North Yorkshire County Council is to stop charging 16-19-year-olds who use its school buses after a legal challenge over disability discrimination.
The council, in common with many others, charged post-16 pupils for using spare seats on school buses provided mainly for younger children.
But it received a threat of legal action from a member of the public over the practice, which earned the council £415,000 a year.
Bus operators sometimes used vehicles larger than necessary to transport younger pupils and the ‘spare’ seats would then be sold to older ones not entitled to free transport.
The complaint was that North Yorkshire was providing vehicles for fee-paying passengers in contravention of the Public Service Vehicles Accessibility Regulations (PSVAR) 2000 and the Equality Act 2010.
In the specific case complained about a bus with more than 22 seats being used in the Craven area was not accessible for wheelchair users.
A report to the council stated: “Prior to the receipt of the complaint it had been understood that home to school services were exempt from PSVAR regardless of whether spare seats were sold but the complaint had led to a review of this matter, involving taking legal advice as well discussions with the regulatory bodies involved.”
These had established that North Yorkshire’s view was widely held among other councils that PSVAR did not apply to home to school transport.
The complainant though intended to bring a private prosecution against a named council officer and officers recommended that continuing with the existing arrangements was not acceptable and that immediate action should be taken to address the issues, with a sustainable long term solution to be sought.

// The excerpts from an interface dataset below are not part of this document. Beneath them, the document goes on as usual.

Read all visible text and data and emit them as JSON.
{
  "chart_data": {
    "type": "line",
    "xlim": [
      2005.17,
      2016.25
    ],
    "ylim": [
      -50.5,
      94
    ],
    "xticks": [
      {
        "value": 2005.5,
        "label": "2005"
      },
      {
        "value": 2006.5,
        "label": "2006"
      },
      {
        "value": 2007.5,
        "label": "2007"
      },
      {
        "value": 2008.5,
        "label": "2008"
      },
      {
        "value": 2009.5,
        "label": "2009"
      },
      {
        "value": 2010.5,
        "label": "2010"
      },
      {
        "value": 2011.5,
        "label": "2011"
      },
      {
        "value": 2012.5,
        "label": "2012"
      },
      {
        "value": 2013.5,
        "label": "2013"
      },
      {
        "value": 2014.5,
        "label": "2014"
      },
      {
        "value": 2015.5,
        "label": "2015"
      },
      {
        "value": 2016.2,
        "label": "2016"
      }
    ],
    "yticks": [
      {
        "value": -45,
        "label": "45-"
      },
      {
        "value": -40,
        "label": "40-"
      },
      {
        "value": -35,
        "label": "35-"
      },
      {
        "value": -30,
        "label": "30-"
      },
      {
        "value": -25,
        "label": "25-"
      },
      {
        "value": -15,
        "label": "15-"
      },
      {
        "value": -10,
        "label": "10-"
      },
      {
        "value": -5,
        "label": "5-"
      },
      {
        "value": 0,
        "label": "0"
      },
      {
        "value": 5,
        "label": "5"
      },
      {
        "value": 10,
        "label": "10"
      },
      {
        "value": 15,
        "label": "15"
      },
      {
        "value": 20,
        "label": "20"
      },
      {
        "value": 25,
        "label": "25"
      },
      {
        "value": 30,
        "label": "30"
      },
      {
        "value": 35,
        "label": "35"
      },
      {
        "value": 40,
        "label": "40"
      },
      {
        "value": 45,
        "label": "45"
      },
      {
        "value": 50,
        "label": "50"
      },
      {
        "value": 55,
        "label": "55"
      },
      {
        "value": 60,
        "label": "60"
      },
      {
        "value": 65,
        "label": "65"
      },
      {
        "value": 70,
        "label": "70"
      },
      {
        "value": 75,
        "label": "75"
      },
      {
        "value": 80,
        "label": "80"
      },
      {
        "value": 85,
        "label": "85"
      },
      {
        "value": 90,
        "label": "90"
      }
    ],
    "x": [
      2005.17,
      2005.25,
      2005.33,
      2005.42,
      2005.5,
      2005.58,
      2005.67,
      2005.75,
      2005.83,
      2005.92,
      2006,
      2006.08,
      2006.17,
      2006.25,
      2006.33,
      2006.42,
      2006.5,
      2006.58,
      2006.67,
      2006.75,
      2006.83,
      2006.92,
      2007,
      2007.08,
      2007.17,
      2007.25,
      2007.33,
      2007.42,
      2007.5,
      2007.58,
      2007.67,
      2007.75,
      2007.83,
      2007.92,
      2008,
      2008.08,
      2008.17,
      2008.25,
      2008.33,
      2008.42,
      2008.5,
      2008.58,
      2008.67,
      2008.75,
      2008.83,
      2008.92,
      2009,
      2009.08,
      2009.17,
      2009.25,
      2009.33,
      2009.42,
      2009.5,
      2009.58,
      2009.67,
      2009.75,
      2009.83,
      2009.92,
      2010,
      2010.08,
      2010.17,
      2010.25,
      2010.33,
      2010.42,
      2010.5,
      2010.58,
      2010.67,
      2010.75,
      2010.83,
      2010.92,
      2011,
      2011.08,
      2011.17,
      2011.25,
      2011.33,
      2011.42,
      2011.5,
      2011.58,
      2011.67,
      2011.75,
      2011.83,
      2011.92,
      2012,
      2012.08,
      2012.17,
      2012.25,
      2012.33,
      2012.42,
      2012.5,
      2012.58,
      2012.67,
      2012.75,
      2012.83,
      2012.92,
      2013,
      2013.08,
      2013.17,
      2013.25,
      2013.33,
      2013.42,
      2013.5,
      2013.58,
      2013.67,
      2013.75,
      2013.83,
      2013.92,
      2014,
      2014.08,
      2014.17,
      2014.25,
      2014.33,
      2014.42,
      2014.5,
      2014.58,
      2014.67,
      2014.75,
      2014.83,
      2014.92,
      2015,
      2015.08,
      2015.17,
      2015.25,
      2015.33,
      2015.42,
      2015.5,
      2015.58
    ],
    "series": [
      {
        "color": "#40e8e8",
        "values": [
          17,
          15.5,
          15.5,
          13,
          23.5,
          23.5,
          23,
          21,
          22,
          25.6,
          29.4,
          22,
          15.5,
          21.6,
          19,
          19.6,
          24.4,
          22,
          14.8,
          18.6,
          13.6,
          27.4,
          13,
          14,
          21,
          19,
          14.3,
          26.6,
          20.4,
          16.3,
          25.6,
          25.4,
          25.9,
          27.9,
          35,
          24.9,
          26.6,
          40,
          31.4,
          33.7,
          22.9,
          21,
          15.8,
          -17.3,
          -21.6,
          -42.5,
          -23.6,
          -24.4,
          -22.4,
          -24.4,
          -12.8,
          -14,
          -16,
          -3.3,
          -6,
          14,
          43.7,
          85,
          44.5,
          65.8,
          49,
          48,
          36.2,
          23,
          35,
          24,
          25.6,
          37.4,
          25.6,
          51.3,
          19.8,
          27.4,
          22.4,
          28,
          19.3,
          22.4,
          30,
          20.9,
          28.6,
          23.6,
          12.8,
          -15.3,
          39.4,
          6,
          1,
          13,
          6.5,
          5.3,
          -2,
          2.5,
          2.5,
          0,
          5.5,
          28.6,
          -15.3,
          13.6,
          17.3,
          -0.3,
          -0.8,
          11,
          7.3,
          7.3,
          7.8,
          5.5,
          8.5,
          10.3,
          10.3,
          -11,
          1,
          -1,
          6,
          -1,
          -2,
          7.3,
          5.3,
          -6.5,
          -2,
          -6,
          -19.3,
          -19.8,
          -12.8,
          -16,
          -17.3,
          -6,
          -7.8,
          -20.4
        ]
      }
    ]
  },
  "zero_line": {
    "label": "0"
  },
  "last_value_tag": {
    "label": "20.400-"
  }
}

North Yorkshire said it had provided home to school transport in good faith and in a genuine belief that it complied with all legal obligations.
While it was desirable that all school transport should be accessible, services provided free of charge were exempt from the regulations meaning that mainstream home to school transport could be provided cost effectively using non-compliant vehicles.
The report said this meant that the council could use bespoke arrangements where needed for disabled children entitled to free transport.
To remove any doubt about compliance with the Equality Act 2010 and the PSVAR Regulations 2000 it would cease charging non-entitled and post-16 pupils for the rest of the academic year and would not take any further applications for paid travel permits until the legal position was clarified.
There would be soft market testing to establish the cost of providing compliant vehicles.
In the 2020-21 academic year the council would either reintroduce charges if a suitable clarification of the law had been provided.
If not, it would consider whether to continue to provide spare seats free of charge.
The report noted a threat to the bus operators’ market if the council insisted on the use of accessible vehicles for mainstream home to school transport, as there was a risk of the loss of operators with corresponding pressure on prices.
That in turn could affect ordinary local bus services if operators could no longer provide these having lost income from school routes.